Frequently asked questions about audit and internal controls
Why do councils need a fraud control plan?
An effective fraud control plan is a key element in achieving good governance within any organisation. A fraud control plan includes internal controls developed through risk management processes that examine the risk of fraud both internally and externally across the entire organisation.
What should a fraud control plan contain?
In addition to effective internal controls, a fraud control plan should include:
- A strong commitment and support from senior executives and managers
- Clear policies and procedures
- Process for identifying key fraud risks
- Effective fraud and corruption reporting framework
- Regular awareness training program
- A commitment to developing a strong culture of ethics and honesty
- Regular review and updating of the plan (eg annually)
There is no higher level of financial responsibility than to properly protect and account for public (ratepayers) money. The performance of an organisation can be improved through an organisational-wide application of a fraud and corruption strategy that incorporates the above elements.
How should I report suspected fraud?

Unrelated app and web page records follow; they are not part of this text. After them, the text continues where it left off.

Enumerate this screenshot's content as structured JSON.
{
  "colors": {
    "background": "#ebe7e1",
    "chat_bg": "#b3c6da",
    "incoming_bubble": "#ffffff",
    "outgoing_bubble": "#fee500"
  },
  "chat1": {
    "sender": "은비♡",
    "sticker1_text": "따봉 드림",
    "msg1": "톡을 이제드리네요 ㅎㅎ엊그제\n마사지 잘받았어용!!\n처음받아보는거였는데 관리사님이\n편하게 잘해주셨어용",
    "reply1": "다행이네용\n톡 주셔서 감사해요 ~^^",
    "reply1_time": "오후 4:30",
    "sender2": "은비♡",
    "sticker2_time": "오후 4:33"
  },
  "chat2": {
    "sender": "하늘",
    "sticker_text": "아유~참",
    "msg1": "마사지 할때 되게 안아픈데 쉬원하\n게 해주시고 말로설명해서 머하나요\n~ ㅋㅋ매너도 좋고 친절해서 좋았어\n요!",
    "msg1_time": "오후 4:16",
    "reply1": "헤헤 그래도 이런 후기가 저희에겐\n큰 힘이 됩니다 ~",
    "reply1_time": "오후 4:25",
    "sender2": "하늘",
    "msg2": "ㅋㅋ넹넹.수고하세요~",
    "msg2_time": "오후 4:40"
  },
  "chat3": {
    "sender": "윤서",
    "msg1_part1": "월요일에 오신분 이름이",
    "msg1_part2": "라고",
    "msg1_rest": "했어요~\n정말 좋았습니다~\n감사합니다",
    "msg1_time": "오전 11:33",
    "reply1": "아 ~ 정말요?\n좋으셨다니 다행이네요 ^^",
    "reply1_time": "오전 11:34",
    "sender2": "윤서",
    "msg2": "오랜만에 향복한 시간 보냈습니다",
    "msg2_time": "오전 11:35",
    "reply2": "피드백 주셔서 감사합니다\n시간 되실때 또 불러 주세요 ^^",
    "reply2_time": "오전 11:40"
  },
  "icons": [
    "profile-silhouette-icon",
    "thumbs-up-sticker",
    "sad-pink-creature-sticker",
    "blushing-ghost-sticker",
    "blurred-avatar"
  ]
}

Fraud is a criminal offence. It can occur within a council (internal fraud), or can involve persons or organisations outside of the council (external fraud). Regardless of the form it takes, in the first instance, suspected fraud should be raised within your organisation through a recognised internal reporting mechanism. If a person is uncomfortable with this approach or if Council does not have an internal reporting mechanism, the ICAC, NSW Ombudsman are able to accept and investigate fraud related allegations. Consideration could be given to reporting the matter to the Police. The preferred reporting practice for reporting allegations of external fraud is to the Police.